Mr Mapambano commended CCM’s national chairperson for embracing and promoting gender equality saying it is a good thing as equal chances are necessary components of a just society, which translates to national security.

While hoping that much more would still be needed to boost agricultural productivity, Dr Ally Juma, an Agriculturalist, however commended the CCM chairperson for deciding to allow the opposition to conduct politics peacefully.

“Politics isn’t enmity…Constructive politics is needed for the country’s development. This is what we all need.”

In light of the continuing uncertainty about whether CCM is going to reunite after years of infighting, Dr Juma said: “Factions within CCM are always there but the party never splits, individuals may defect, but the party will always survive.”

Meanwhile speaking during an event to mark the ruling party’s 46th anniversary celebrations in Dar es Salaam yesterday, the Vice President, Dr Philip Mpango, said so far the country’s macroeconomic fundamentals are still sound despite the ongoing geopolitical tensions in the developed world.

“The country’s inflation rate, which stands at 4.8 per cent, is still stable if you compare with Burundi whose inflation rate stands at 20.6 per cent, Uganda 10.1 per cent and Kenya 9.2 per cent,” said Dr Mpango, who is also a CCM Central Committee member.

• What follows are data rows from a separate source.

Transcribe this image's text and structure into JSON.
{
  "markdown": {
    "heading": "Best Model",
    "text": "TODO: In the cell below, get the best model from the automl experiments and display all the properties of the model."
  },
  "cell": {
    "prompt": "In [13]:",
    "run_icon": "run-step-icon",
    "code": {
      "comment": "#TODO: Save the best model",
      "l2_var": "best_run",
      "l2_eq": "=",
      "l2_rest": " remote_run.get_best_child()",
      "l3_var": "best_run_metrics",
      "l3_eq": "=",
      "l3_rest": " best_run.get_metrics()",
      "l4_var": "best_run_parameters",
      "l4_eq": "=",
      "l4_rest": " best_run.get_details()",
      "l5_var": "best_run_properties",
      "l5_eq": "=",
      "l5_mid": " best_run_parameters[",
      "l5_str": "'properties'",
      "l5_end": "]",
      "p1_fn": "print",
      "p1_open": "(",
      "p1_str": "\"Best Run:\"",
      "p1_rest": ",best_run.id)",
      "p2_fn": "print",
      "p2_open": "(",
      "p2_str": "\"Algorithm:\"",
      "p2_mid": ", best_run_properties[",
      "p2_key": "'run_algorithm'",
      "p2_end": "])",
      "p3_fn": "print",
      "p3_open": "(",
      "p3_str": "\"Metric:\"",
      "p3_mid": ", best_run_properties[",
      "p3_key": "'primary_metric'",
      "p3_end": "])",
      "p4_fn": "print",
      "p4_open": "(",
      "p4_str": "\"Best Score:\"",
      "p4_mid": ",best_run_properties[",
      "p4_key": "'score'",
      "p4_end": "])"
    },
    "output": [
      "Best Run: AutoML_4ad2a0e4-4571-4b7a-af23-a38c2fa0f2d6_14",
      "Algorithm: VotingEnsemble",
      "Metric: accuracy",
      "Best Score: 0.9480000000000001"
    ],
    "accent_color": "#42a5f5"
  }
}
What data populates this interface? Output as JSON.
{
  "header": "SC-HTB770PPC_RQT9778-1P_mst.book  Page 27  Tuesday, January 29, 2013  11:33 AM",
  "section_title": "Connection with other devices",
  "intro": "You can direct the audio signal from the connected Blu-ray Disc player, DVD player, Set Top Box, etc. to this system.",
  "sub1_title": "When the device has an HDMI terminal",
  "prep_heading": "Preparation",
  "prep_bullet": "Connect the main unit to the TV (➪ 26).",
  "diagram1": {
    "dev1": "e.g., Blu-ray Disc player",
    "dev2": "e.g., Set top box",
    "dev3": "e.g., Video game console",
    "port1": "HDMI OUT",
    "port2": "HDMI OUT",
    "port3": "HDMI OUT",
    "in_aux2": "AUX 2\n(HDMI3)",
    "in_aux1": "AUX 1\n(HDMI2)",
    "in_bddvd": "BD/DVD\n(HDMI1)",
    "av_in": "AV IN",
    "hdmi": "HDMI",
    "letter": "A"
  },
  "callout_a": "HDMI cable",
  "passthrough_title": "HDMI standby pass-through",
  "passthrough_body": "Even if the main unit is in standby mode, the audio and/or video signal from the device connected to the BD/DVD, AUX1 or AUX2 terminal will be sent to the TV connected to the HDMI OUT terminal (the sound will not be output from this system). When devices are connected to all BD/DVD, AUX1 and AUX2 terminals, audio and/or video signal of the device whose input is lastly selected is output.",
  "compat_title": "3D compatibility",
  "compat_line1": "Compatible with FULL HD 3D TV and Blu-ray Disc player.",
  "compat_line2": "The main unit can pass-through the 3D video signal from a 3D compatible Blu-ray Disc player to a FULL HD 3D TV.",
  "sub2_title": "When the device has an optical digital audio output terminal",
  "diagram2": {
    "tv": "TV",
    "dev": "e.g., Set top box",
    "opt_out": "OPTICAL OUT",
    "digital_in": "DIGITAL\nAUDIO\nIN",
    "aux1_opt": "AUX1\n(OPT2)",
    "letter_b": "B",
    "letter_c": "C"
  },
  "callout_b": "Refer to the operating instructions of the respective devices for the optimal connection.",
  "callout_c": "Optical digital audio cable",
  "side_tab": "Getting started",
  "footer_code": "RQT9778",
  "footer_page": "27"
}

He also revealed that the government’s plan was to turn the famous Kariakoo District into the Dubai of Dar es Salaam.

Speaking during a similar event in Morogoro, the CCM Youth Wing (UVCCM) national chairman, Mr Mohamed Ali Mohamed, alias Kawaida said they will do whatever it takes to empower young people economically.

As such, the party’s youth wing will conduct tours of various district councils across the country with the aim of ensuring that the funds meant to finance income-generating activities for the youths are effectively utilized.

CCM’s Secretary General Daniel Chongolo urged Tanzanians to value the government’s investments in water projects by protecting them against vandals and environmental destruction.

“We must take good care of water resources and the environment, or else we will face water challenges in future,” cautioned Mr Chongolo in Morogoro yesterday.

He urged the ministry of Water to speed up the execution of water projects in the country and the deputy minister for Water, Maryprisca Mahundi said the ministry will act accordingly.

She expressed the government’s commitment to bringing water projects closer to citizens.

“Carrying a bucket of water on your head will be a thing of the past in the near future. This is our commitment,” noted Ms Mahundi.

Responding to Mr Chongolo who wanted him to explain the government’s plan to address inflation, Agriculture minister Hussein Bashe said the government was employing two ways to address inflationary pressures of food commodities.

Apart from selling its food stock to citizens, the government was also supplying subsidized fertilizer to farmers to lower operational costs and increase productivity.

Mr Bashe said so far the government has supplied 23,000 tonnes of maize to 47 councils in the country.

“In the near future, we expect to supply 40,000 tonnes and let me make myself clear, we don’t sell food to traders, but to individual citizens at the identified centres,” he explained.

On the question of subsidized fertilizers, he said so far the government has supplied 247,000 tonnes of fertilizer to the food basket regions.